I found an Ext.each that should be converted to a plain for loop.


Ext.define('Ext.util.AbstractMixedCollection', {
...
removeAll : function(items){
Ext.each(items || [], function(item) {
this.remove(item);
}, this);

return this;
},
...

mschwartz
10 Feb 2012, 6:59 AM
If the 90/10 rule is really true, then 90% of these loops should be Ext.each() for maintainability and readability.

~o)

LesJ
10 Feb 2012, 7:05 AM
If the 90/10 rule is really true, then 90% of these loops should be Ext.each() for maintainability and readability.

~o)

You got this half right.;)

These loops should be Ext.forEach, not Ext.each.

Ext.forEach is much faster compared to Ext.each

mschwartz
10 Feb 2012, 7:26 AM
I'm not an Ext4 user yet, though I've dabbled a little.

Ideally, a forEach() type function should work on both arrays and objects.

For example:



var a = [ 1,2,3];
forEach(a, function(value, key) {
console.log(value);
});
// =>
// 1
// 2
// 3

var o = { foo: 'bar', baz: 'zaz' };
forEach(o, function(value, key) {
console.log(key + ' = ' + value);
});
// =>
// foo = bar
// baz = zaz

mitchellsimoens
10 Feb 2012, 7:29 AM
I personally wouldn't use Ext.each... Ext.forEach... store.each...

They all are going to execute a function for every iteration that is unneeded. Why not just do a for loop where possible?

LesJ
10 Feb 2012, 7:42 AM
I personally wouldn't use Ext.each... Ext.forEach... store.each...

They all are going to execute a function for every iteration that is unneeded. Why not just do a for loop where possible?

Performance-wise:

for loop > Ext.forEach > Ext.each
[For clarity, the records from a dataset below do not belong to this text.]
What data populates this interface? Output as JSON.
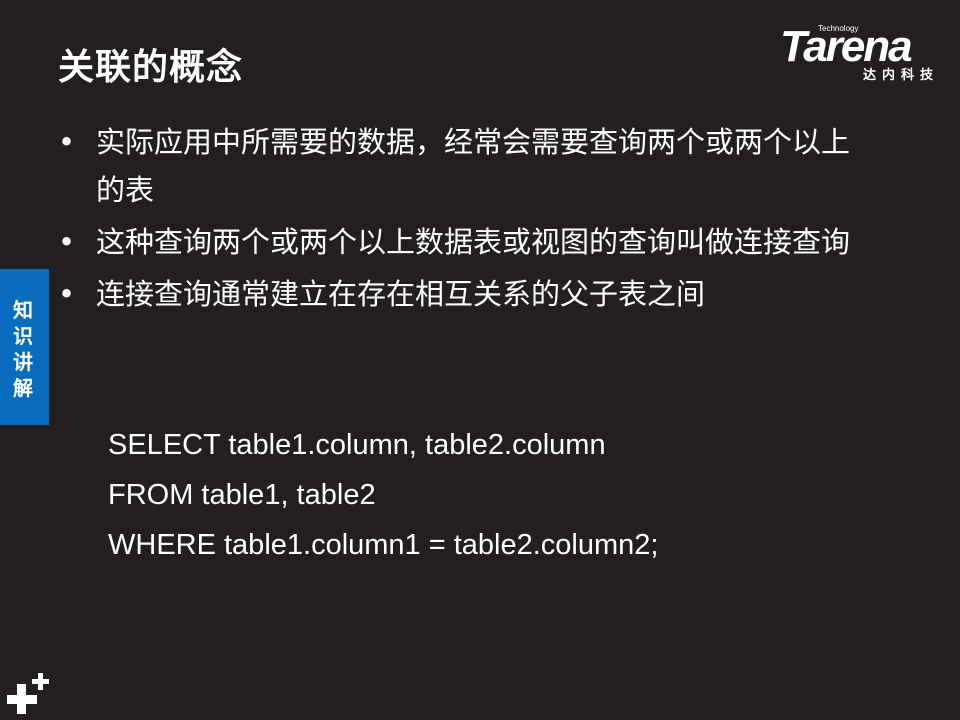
{
  "slide": {
    "title": "关联的概念",
    "logo": {
      "tagline": "Technology",
      "brand": "Tarena",
      "chinese": "达内科技"
    },
    "side_tab": "知识讲解",
    "bullets": [
      "实际应用中所需要的数据，经常会需要查询两个或两个以上的表",
      "这种查询两个或两个以上数据表或视图的查询叫做连接查询",
      "连接查询通常建立在存在相互关系的父子表之间"
    ],
    "code_lines": [
      "SELECT table1.column, table2.column",
      "FROM table1, table2",
      "WHERE table1.column1 = table2.column2;"
    ],
    "colors": {
      "background": "#231f20",
      "tab": "#0a6cbf",
      "text": "#ffffff"
    }
  }
}
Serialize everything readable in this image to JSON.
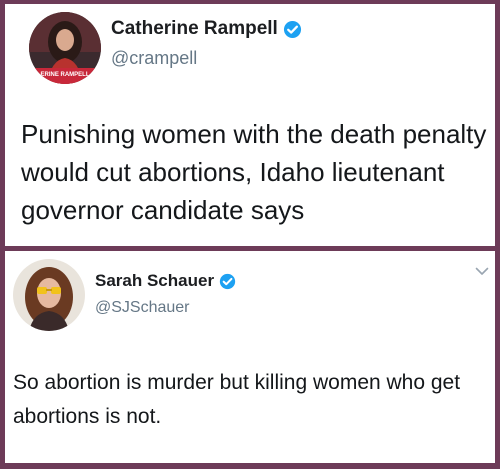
{
  "tweets": [
    {
      "display_name": "Catherine Rampell",
      "handle": "@crampell",
      "text": "Punishing women with the death penalty would cut abortions, Idaho lieutenant governor candidate says",
      "avatar_caption": "ERINE RAMPELL",
      "verified_icon": "verified-badge-icon"
    },
    {
      "display_name": "Sarah Schauer",
      "handle": "@SJSchauer",
      "text": "So abortion is murder but killing women who get abortions is not.",
      "verified_icon": "verified-badge-icon",
      "menu_icon": "chevron-down-icon"
    }
  ],
  "colors": {
    "background": "#6d3b58",
    "verified_blue": "#1da1f2",
    "handle_gray": "#657786"
  }
}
But, for loops are more prone to bugs and the code is harder to understand and maintain.

I'd use for loops only in performance critical code.
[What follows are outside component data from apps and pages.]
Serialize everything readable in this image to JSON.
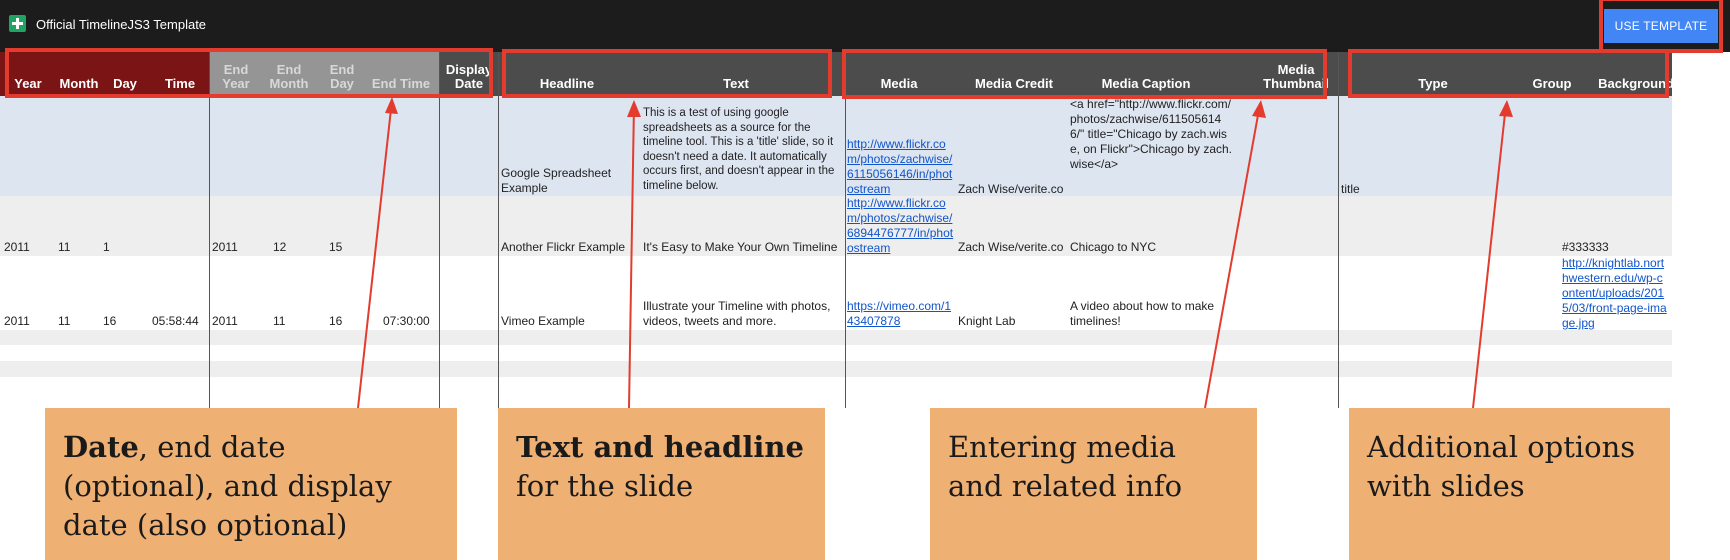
{
  "app": {
    "title": "Official TimelineJS3 Template",
    "use_template_label": "USE TEMPLATE"
  },
  "colors": {
    "topbar": "#1c1c1c",
    "header_date": "#7b1414",
    "header_end": "#959595",
    "header_dark": "#4c4c4c",
    "row_title": "#dde5f0",
    "row_alt": "#eeeeee",
    "highlight": "#e33b2e",
    "callout": "#efb073",
    "button": "#4285f4"
  },
  "headers": {
    "year": "Year",
    "month": "Month",
    "day": "Day",
    "time": "Time",
    "end_year": "End Year",
    "end_month": "End Month",
    "end_day": "End Day",
    "end_time": "End Time",
    "display_date": "Display Date",
    "headline": "Headline",
    "text": "Text",
    "media": "Media",
    "media_credit": "Media Credit",
    "media_caption": "Media Caption",
    "media_thumbnail": "Media Thumbnail",
    "type": "Type",
    "group": "Group",
    "background": "Background"
  },
  "rows": [
    {
      "year": "",
      "month": "",
      "day": "",
      "time": "",
      "end_year": "",
      "end_month": "",
      "end_day": "",
      "end_time": "",
      "display_date": "",
      "headline": "Google Spreadsheet Example",
      "text": "This is a test of using google spreadsheets as a source for the timeline tool. This is a 'title' slide, so it doesn't need a date. It automatically occurs first, and doesn't appear in the timeline below.",
      "media": "http://www.flickr.com/photos/zachwise/6115056146/in/photostream",
      "media_credit": "Zach Wise/verite.co",
      "media_caption": "<a href=\"http://www.flickr.com/photos/zachwise/6115056146/\" title=\"Chicago by zach.wise, on Flickr\">Chicago by zach.wise</a>",
      "media_thumbnail": "",
      "type": "title",
      "group": "",
      "background": ""
    },
    {
      "year": "2011",
      "month": "11",
      "day": "1",
      "time": "",
      "end_year": "2011",
      "end_month": "12",
      "end_day": "15",
      "end_time": "",
      "display_date": "",
      "headline": "Another Flickr Example",
      "text": "It's Easy to Make Your Own Timeline",
      "media": "http://www.flickr.com/photos/zachwise/6894476777/in/photostream",
      "media_credit": "Zach Wise/verite.co",
      "media_caption": "Chicago to NYC",
      "media_thumbnail": "",
      "type": "",
      "group": "",
      "background": "#333333"
    },
    {
      "year": "2011",
      "month": "11",
      "day": "16",
      "time": "05:58:44",
      "end_year": "2011",
      "end_month": "11",
      "end_day": "16",
      "end_time": "07:30:00",
      "display_date": "",
      "headline": "Vimeo Example",
      "text": "Illustrate your Timeline with photos, videos, tweets and more.",
      "media": "https://vimeo.com/143407878",
      "media_credit": "Knight Lab",
      "media_caption": "A video about how to make timelines!",
      "media_thumbnail": "",
      "type": "",
      "group": "",
      "background": "http://knightlab.northwestern.edu/wp-content/uploads/2015/03/front-page-image.jpg"
    }
  ],
  "callouts": [
    {
      "bold": "Date",
      "text": ", end date (optional), and display date (also optional)"
    },
    {
      "bold": "Text and headline",
      "text": " for the slide"
    },
    {
      "bold": "",
      "text": "Entering media and related info"
    },
    {
      "bold": "",
      "text": "Additional options with slides"
    }
  ]
}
LesJ
10 Feb 2012, 10:00 AM
The cleaner and nicer the program, the faster it's going to run. And if it doesn't, it'll be easy to make it fast.

- Joshua Bloch (Google)

LesJ
14 Feb 2012, 5:27 AM
Ideally, yes. Practically, not quite there yet! http://triin.net/2011/03/02/Optimizing_forEach:_Not_so_fast!

There must be a way to do this sort of conversion. CoffeeScript converts their loops into traditional JavaScript loops, see this (http://coffeescript.org/#loops).

mschwartz
14 Feb 2012, 6:38 AM
There must be a way to do this sort of conversion. CoffeeScript converts their loops into traditional JavaScript loops, see this (http://coffeescript.org/#loops).

I'm just getting into CoffeeScript, having implemented it in SilkJS.

It seems like a lot of work to wrap ExtJS with CoffeeScript, but it could be interesting in the end. If you're just using client-side, though, it adds another build step and I think it might be difficult to debug generated JavaScript in the browser...

LesJ
21 Feb 2012, 9:37 AM
I found an Ext.each that should be converted to a plain for loop.


Ext.define('Ext.util.AbstractMixedCollection', {
...
removeAll : function(items){
Ext.each(items || [], function(item) {
this.remove(item);
}, this);

return this;
},
...

Fixed in nightly:


removeAll : function(items) {
items = [].concat(items);
var i, iLen = items.length;
for (i = 0; i < iLen; i++) {
this.remove(items[i]);
}

return this;
}

mitchellsimoens
21 Feb 2012, 9:50 AM
There are quite a lot of function iteration fixes we have in. Not all of mine mad it in I don't think but quite a few.